Oonagh Shiel wants her three children to develop good financial habits from a young age. For years, she has been using Junior Isas to teach them to invest their money.
“I make it a point of education with my kids that I talk about my investments, and I try to get them to invest rather than just trying to save money that might lose value over time,” she says. “I also try to empower them to really think about money as a force for good, and how they can influence companies.”
Shiel, 47, a project manager from north London, has been putting money into their Jisas and guiding them to make choices about where to invest the funds.
Up to £9,000 a year can be put into a Junior Isa. As with adult versions, there are cash as well as stocks and shares options.
Putting in £100 a month from the time a child is born would generate a pot worth almost £35,500 by the time the child turns 18, assuming investment growth of 5pc a year after fees, according to AJ Bell.

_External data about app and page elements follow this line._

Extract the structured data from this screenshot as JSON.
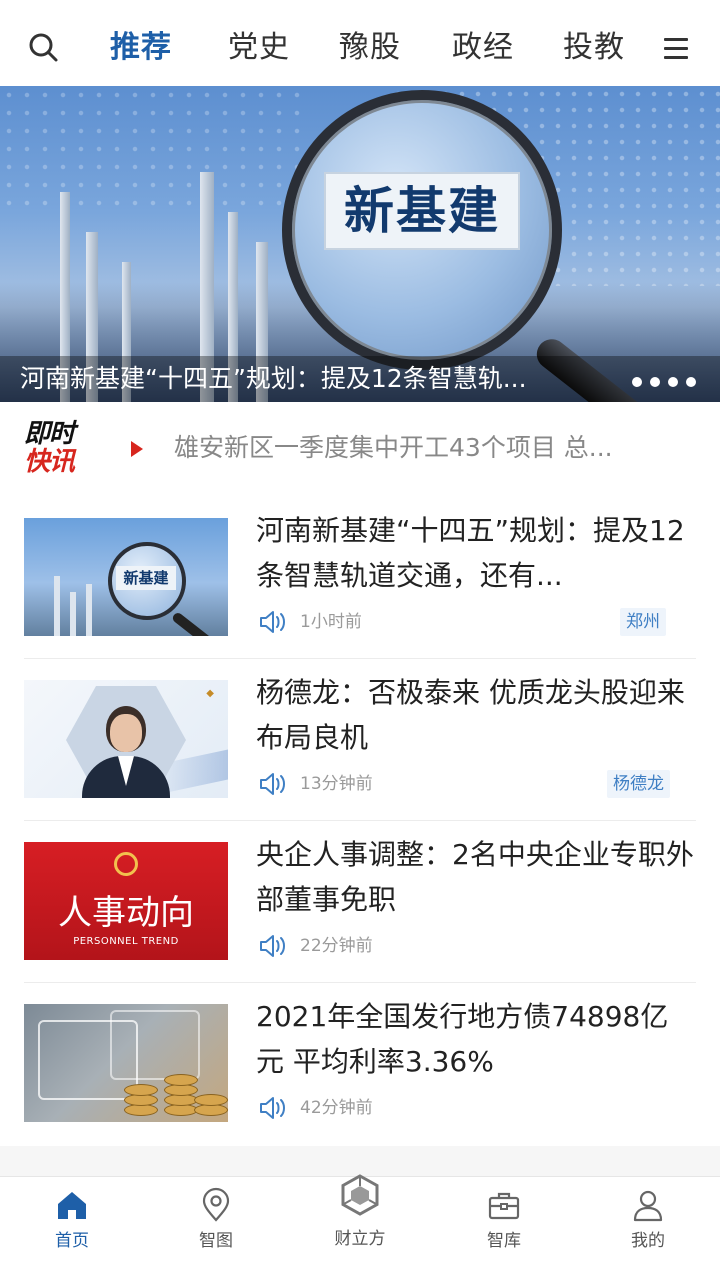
{
  "topnav": {
    "tabs": [
      {
        "label": "推荐",
        "active": true
      },
      {
        "label": "党史",
        "active": false
      },
      {
        "label": "豫股",
        "active": false
      },
      {
        "label": "政经",
        "active": false
      },
      {
        "label": "投教",
        "active": false
      }
    ],
    "search_icon": "search-icon",
    "menu_icon": "hamburger-menu-icon",
    "active_color": "#1e5fa8"
  },
  "banner": {
    "image_text": "新基建",
    "title": "河南新基建“十四五”规划：提及12条智慧轨...",
    "dots": 4
  },
  "flash": {
    "logo_line1": "即时",
    "logo_line2": "快讯",
    "text": "雄安新区一季度集中开工43个项目 总..."
  },
  "news": [
    {
      "title": "河南新基建“十四五”规划：提及12条智慧轨道交通，还有...",
      "thumb_text": "新基建",
      "time": "1小时前",
      "tag": "郑州"
    },
    {
      "title": "杨德龙：否极泰来 优质龙头股迎来布局良机",
      "time": "13分钟前",
      "tag": "杨德龙"
    },
    {
      "title": "央企人事调整：2名中央企业专职外部董事免职",
      "thumb_big": "人事动向",
      "thumb_en": "PERSONNEL TREND",
      "time": "22分钟前",
      "tag": ""
    },
    {
      "title": "2021年全国发行地方债74898亿元 平均利率3.36%",
      "time": "42分钟前",
      "tag": ""
    }
  ],
  "bottomnav": {
    "items": [
      {
        "label": "首页",
        "icon": "home-icon",
        "active": true
      },
      {
        "label": "智图",
        "icon": "location-pin-icon",
        "active": false
      },
      {
        "label": "财立方",
        "icon": "cube-logo-icon",
        "active": false
      },
      {
        "label": "智库",
        "icon": "briefcase-icon",
        "active": false
      },
      {
        "label": "我的",
        "icon": "user-icon",
        "active": false
      }
    ]
  },
  "colors": {
    "accent": "#1e5fa8",
    "flash_red": "#d7261e",
    "tag_bg": "#eef4fb",
    "tag_text": "#3f7fc4"
  }
}
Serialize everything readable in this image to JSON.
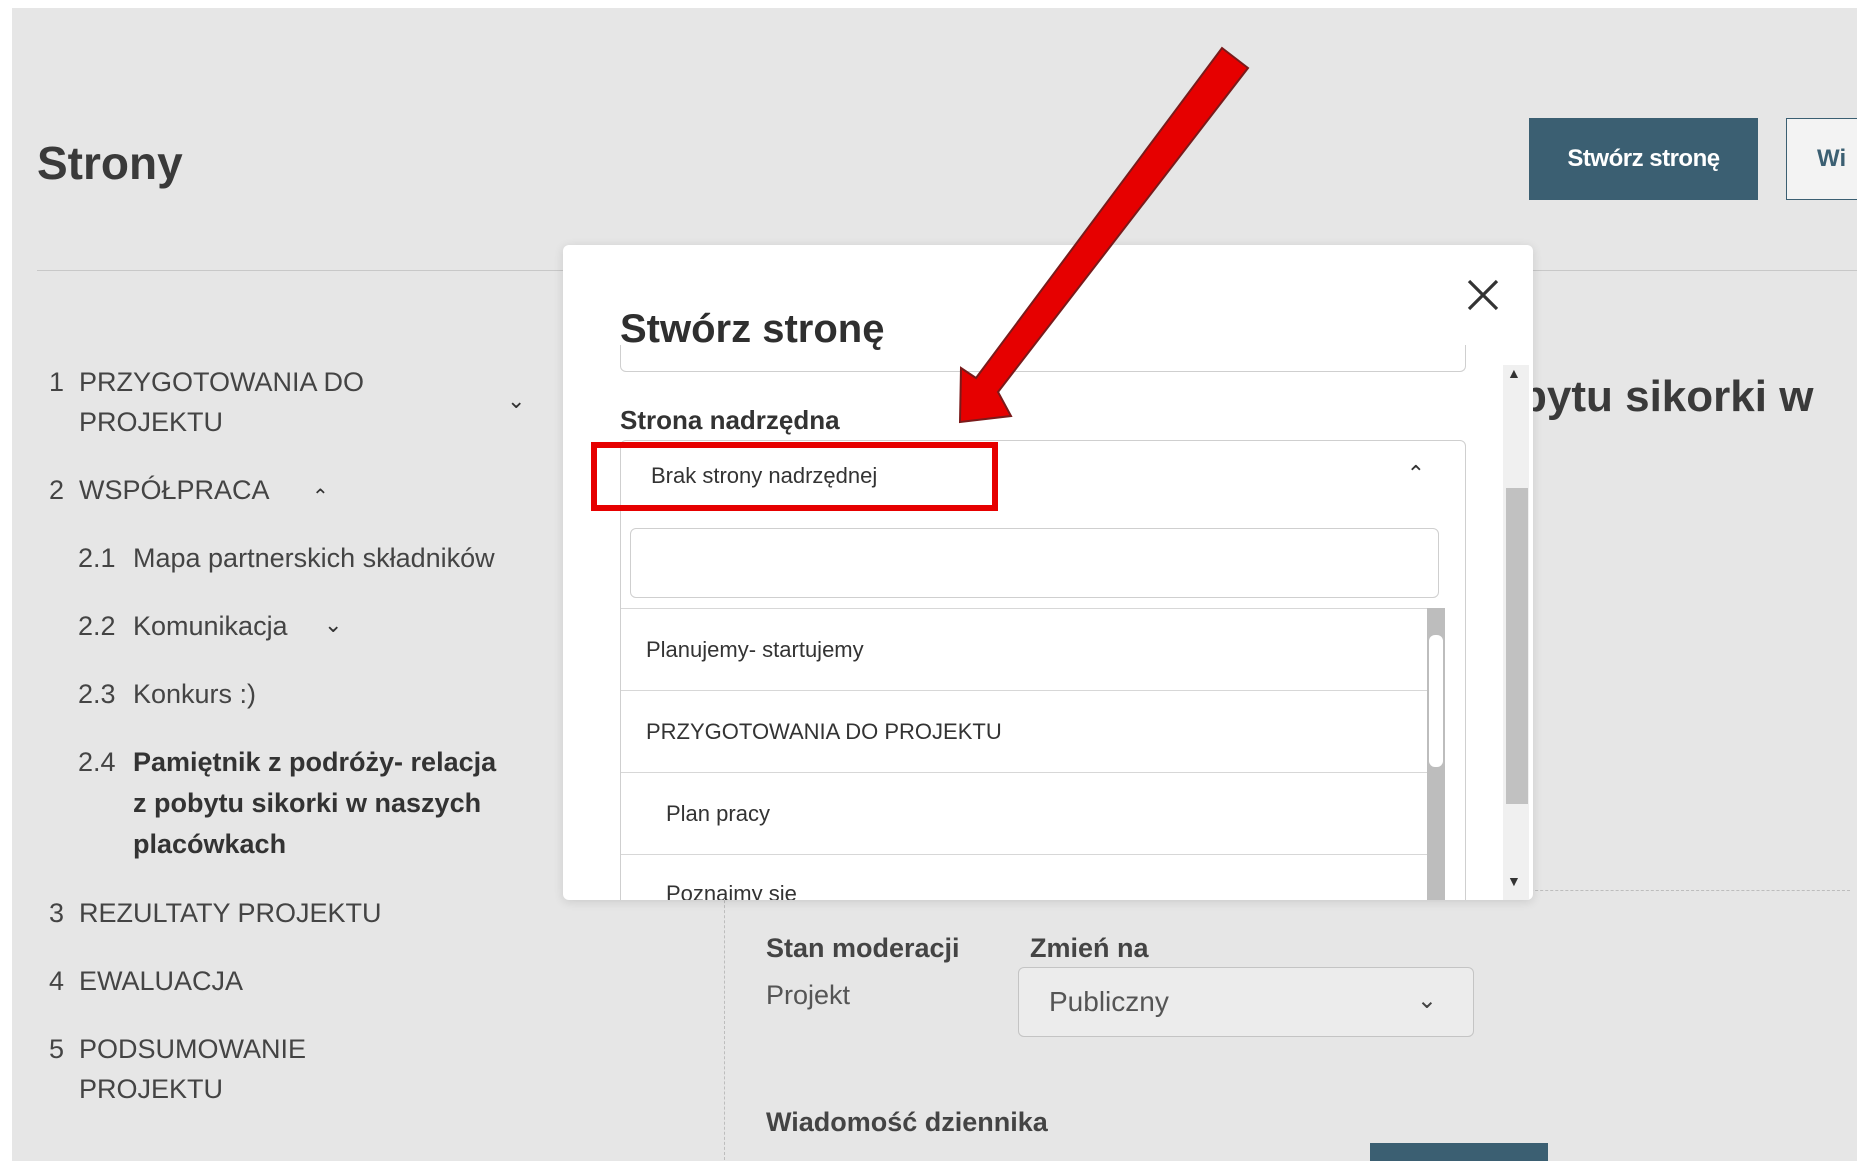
{
  "header": {
    "title": "Strony",
    "create_button": "Stwórz stronę",
    "secondary_button": "Wi"
  },
  "nav": {
    "items": [
      {
        "num": "1",
        "text": "PRZYGOTOWANIA DO",
        "text2": "PROJEKTU"
      },
      {
        "num": "2",
        "text": "WSPÓŁPRACA"
      },
      {
        "num": "2.1",
        "text": "Mapa partnerskich składników"
      },
      {
        "num": "2.2",
        "text": "Komunikacja"
      },
      {
        "num": "2.3",
        "text": "Konkurs :)"
      },
      {
        "num": "2.4",
        "text": "Pamiętnik z podróży- relacja",
        "text2": "z pobytu sikorki w naszych",
        "text3": "placówkach"
      },
      {
        "num": "3",
        "text": "REZULTATY PROJEKTU"
      },
      {
        "num": "4",
        "text": "EWALUACJA"
      },
      {
        "num": "5",
        "text": "PODSUMOWANIE",
        "text2": "PROJEKTU"
      }
    ]
  },
  "content": {
    "title_partial": "bytu sikorki w",
    "moderation_label": "Stan moderacji",
    "moderation_value": "Projekt",
    "change_label": "Zmień na",
    "change_value": "Publiczny",
    "log_label": "Wiadomość dziennika"
  },
  "modal": {
    "title": "Stwórz stronę",
    "parent_label": "Strona nadrzędna",
    "parent_selected": "Brak strony nadrzędnej",
    "search_value": "",
    "options": [
      "Planujemy- startujemy",
      "PRZYGOTOWANIA DO PROJEKTU",
      "Plan pracy",
      "Poznajmy się"
    ]
  },
  "annotation": {
    "arrow_color": "#e60000",
    "box_color": "#e60000"
  }
}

Even putting away £20 a month would generate savings worth more than £7,000 during the same period. The full £9,000 a year would yield £266,000.
AJ Bell’s Laura Suter says those who want a more “hands-off” approach can opt for a low-cost one-stop-shop fund, such as Vanguard LifeStrategy, and choose options that align with the level of risk they want to take.
Another option is to pick a low-cost global tracker, like Fidelity Index World Fund, which invests in thousands of companies around the globe for a fee of 0.12pc a year and can be used as a building block for the portfolio. Riskier funds can then be added on top.